Tuesday, September 30, 2008

Language and Culture

Mei Ling's challenges with language learning (see here, here, and here) brought to mind this post from last year, as Zoe tried to "be Chinese" while we were in China:
"I wish I was Chinese." This has been Zoe's frequent lament lately. The first time she said it, I replied, " Well, since you were born in China and since your birthparents are Chinese, you are Chinese -- and American, too." But when she said again today, "I wish I was Chinese," this time I was smart enough to ask, "Well, what makes someone Chinese?"

Zoe's answer, "You have to speak Chinese."

"So would I be Chinese," I queried, " if I could speak Chinese?"

Zoe said, "Yes, you would."

So there you have it -- we can ALL be Chinese!

But on a serious note, Zoe's a pretty smart cookie to have figured this out. Maybe ethnicity and birthplace are not not enough to make one Chinese. Here, without language and culture, she is American. And in America, because of her appearance, she is seen as Chinese and perpetually foreign . . . .

Our children adopted from China are really betwixt and between, aren't they? Not fully Chinese to some, not fully American to others. That's really why we're here, to give Zoe and Maya a chance to feel Chinese. I suppose I'll know that the effort has paid off when THEY feel fully Chinese and fully American, no matter how others might choose to label them.

Even at age 6, Zoe understood the centrality of language to culture and identity. And the loss of language is another adoption loss.


littlewing04 said...

Hi again,

Yes, I know what Zoe is getting at, even at her young age.

I've had people tell me "You are Chinese, it's in your blood" and it's so easy for me to convince myself of that when I can speak a little bit in front of them or when I try to record voice clips.

But then when I hear immigrants at my campus, I am reminded by just how much I really *don't* know and therefore that makes me feel "not Chinese" because I lack the linguistics to carry a normal conversation.

So in short - I'm glad you recognize that language is a prominent loss, and although it can be "amended" in some ways, it will probably never be the way it would have been if she had stayed in China.

At least you're reading a lot around the blogosphere to understand; that can be a hard thing for APs to do, yet you do it so respectfully and willingly. Kudos to you.

malinda said...

Thanks for posting, ML! Yes, sometimes it's hard as an AP to hear/read what adoptees and birth parents have to say about adoption -- we APs want it to be a 100% happy-happy-joy-joy thing.

And thanks for your characerization of my attempts to understand to be respectful. I try so hard to be respectful, I'm glad it shows!

Wendy said...

We are so determined for M to learn Mandarin for the very reason you have found in your research.

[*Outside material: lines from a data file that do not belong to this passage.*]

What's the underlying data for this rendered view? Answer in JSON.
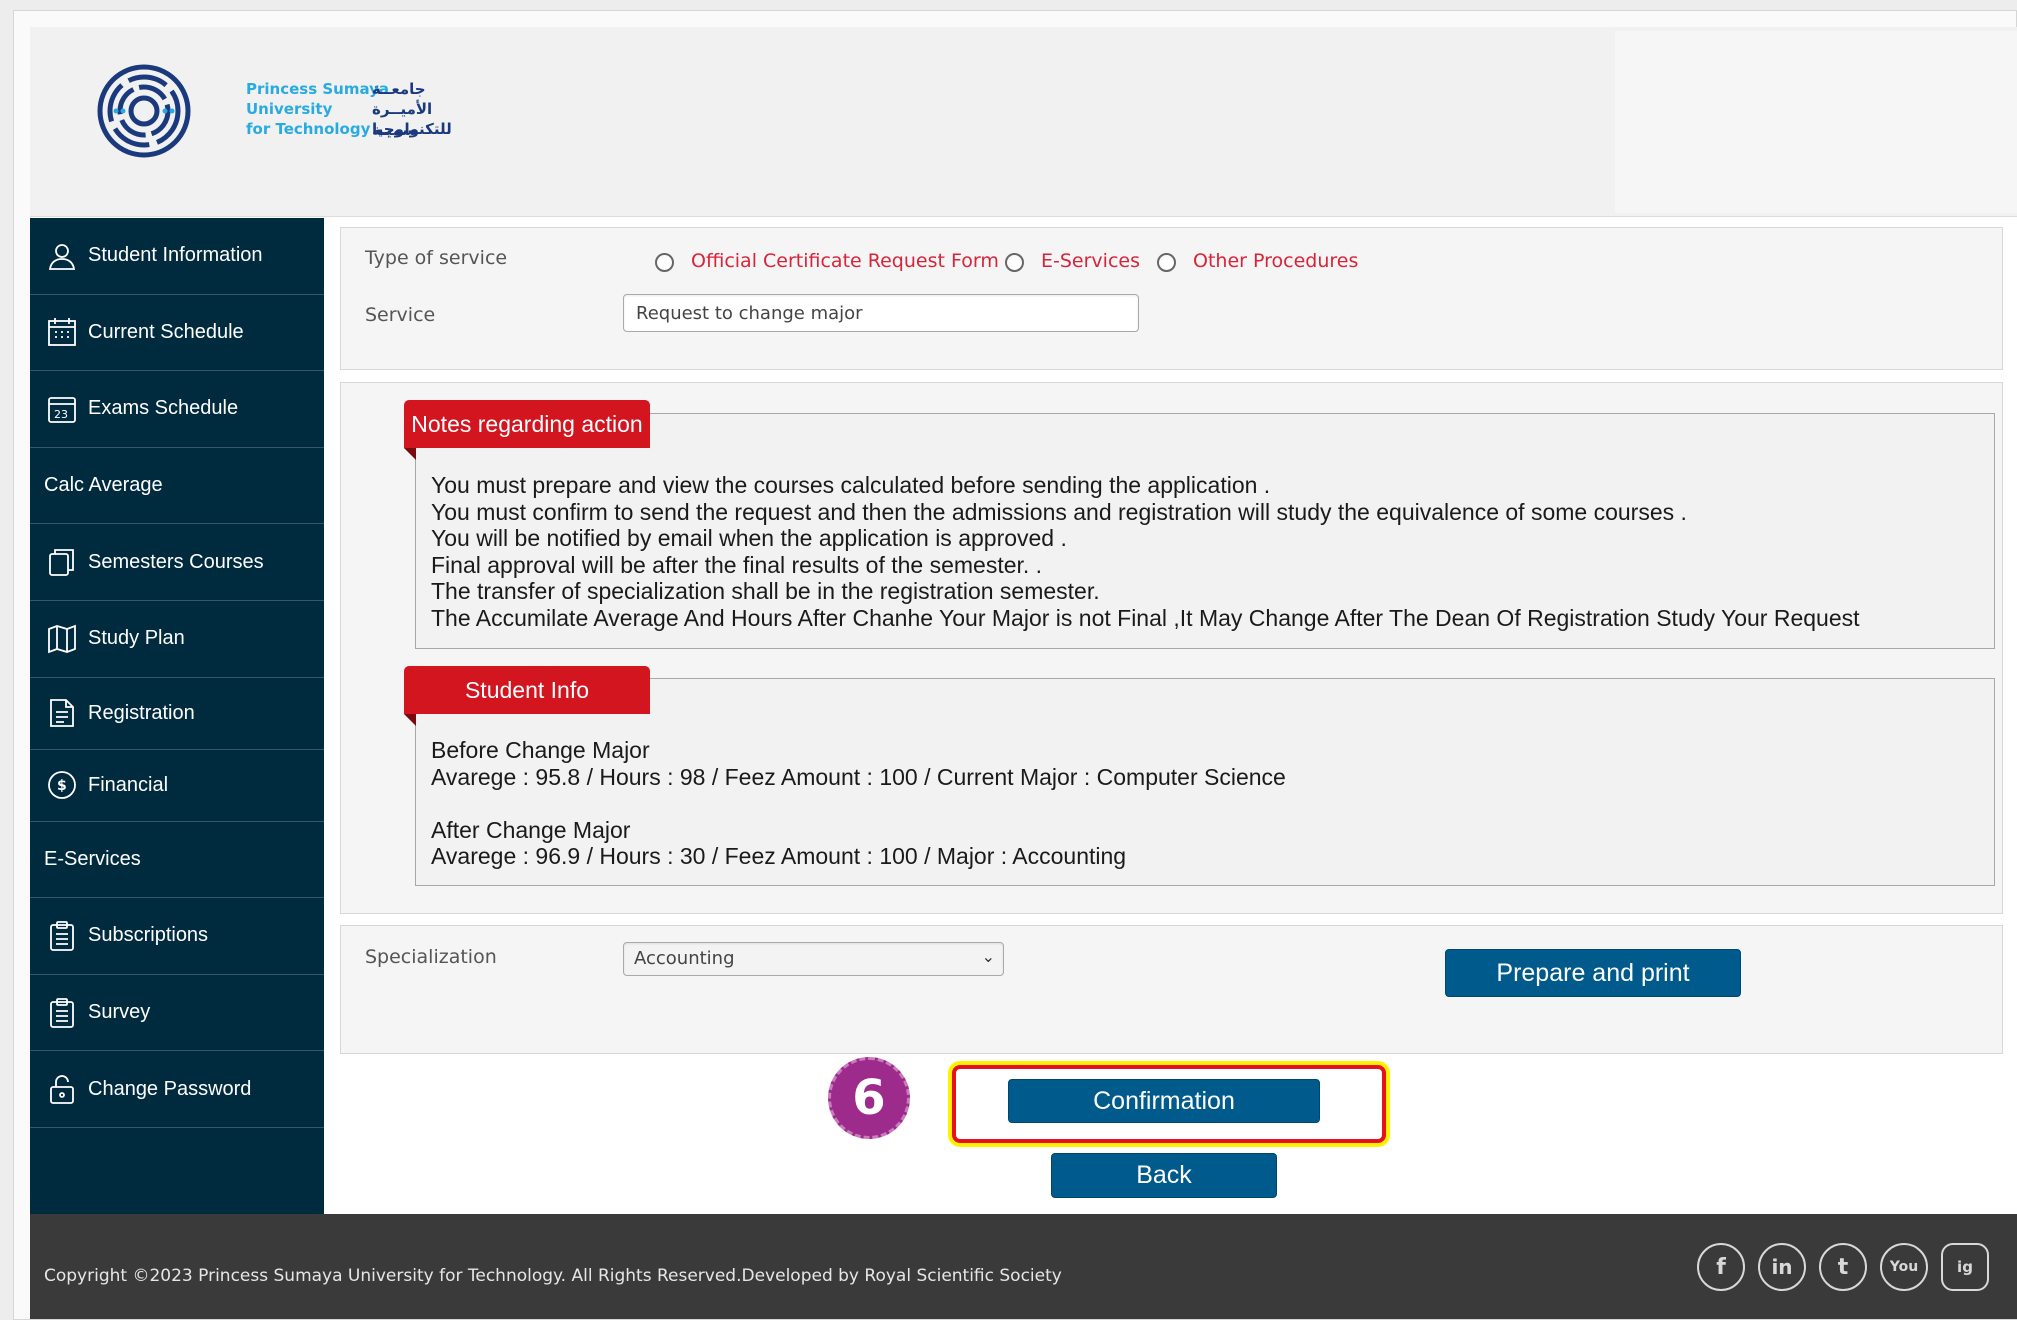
{
  "logo": {
    "en_lines": [
      "Princess Sumaya",
      "University",
      "for Technology"
    ],
    "ar_lines": [
      "جامعــة",
      "الأميــرة سميـة",
      "للتكنولوجيا"
    ]
  },
  "sidebar": {
    "items": [
      {
        "label": "Student Information",
        "icon": "user-icon"
      },
      {
        "label": "Current Schedule",
        "icon": "calendar-icon"
      },
      {
        "label": "Exams Schedule",
        "icon": "calendar-23-icon"
      },
      {
        "label": "Calc Average",
        "icon": ""
      },
      {
        "label": "Semesters Courses",
        "icon": "copy-icon"
      },
      {
        "label": "Study Plan",
        "icon": "map-icon"
      },
      {
        "label": "Registration",
        "icon": "document-icon"
      },
      {
        "label": "Financial",
        "icon": "dollar-icon"
      },
      {
        "label": "E-Services",
        "icon": ""
      },
      {
        "label": "Subscriptions",
        "icon": "clipboard-icon"
      },
      {
        "label": "Survey",
        "icon": "clipboard-icon"
      },
      {
        "label": "Change Password",
        "icon": "lock-icon"
      }
    ]
  },
  "service_panel": {
    "type_label": "Type of service",
    "options": [
      "Official Certificate Request Form",
      "E-Services",
      "Other Procedures"
    ],
    "service_label": "Service",
    "service_value": "Request to change major"
  },
  "notes": {
    "title": "Notes regarding action",
    "lines": [
      "You must prepare and view the courses calculated before sending the application .",
      "You must confirm to send the request and then the admissions and registration will study the equivalence of some courses .",
      "You will be notified by email when the application is approved .",
      "Final approval will be after the final results of the semester. .",
      "The transfer of specialization shall be in the registration semester.",
      "The Accumilate Average And Hours After Chanhe Your Major is not Final ,It May Change After The Dean Of Registration Study Your Request"
    ]
  },
  "student_info": {
    "title": "Student Info",
    "before_heading": "Before Change Major",
    "before_line": "Avarege : 95.8 / Hours : 98 / Feez Amount : 100 / Current Major : Computer Science",
    "after_heading": "After Change Major",
    "after_line": "Avarege : 96.9 / Hours : 30 / Feez Amount : 100 / Major : Accounting"
  },
  "specialization": {
    "label": "Specialization",
    "selected": "Accounting"
  },
  "buttons": {
    "prepare": "Prepare and print",
    "confirm": "Confirmation",
    "back": "Back"
  },
  "step_badge": "6",
  "colors": {
    "sidebar_bg": "#002a3e",
    "accent_red": "#d3151f",
    "button_blue": "#005a8c",
    "highlight_yellow": "#fff200",
    "badge_purple": "#9c2b8b"
  },
  "footer": {
    "copyright": "Copyright ©2023 Princess Sumaya University for Technology. All Rights Reserved.Developed by Royal Scientific Society",
    "social": [
      "f",
      "in",
      "t",
      "You",
      "ig"
    ]
  }
}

We too have seen so many adult TRA's talking about language being the point of difference--if only they knew it, if only they were taught or exposed, if only they could have communicated beyond the interpreter. M doesn't like it now that we have to have a third party on the phone to talk with her foster mother--she is annoyed that she has to wait and cannot just understand. M wants her language back and we will do what needs to be done to get it back for her.

Joanne said...

Well this post came at a good time for me...Mia and I are starting a Chinese culture and language class with our local FCC on Saturday! I was a bit concerned because she is not speaking as well (English) as I think she should - I was wondering if I should wait until she is speaking better before I add Mandarin (again) to her language... DO you think I'm jumping the gun...

Wendy said...

I don't think so Joanne. I know with M she would not allow Chinese for several months after we came home (we tried to keep it going for her) and then when she was ready she had lost all but a couple of words. Kids can learn and compartmentalize language so I would go for it.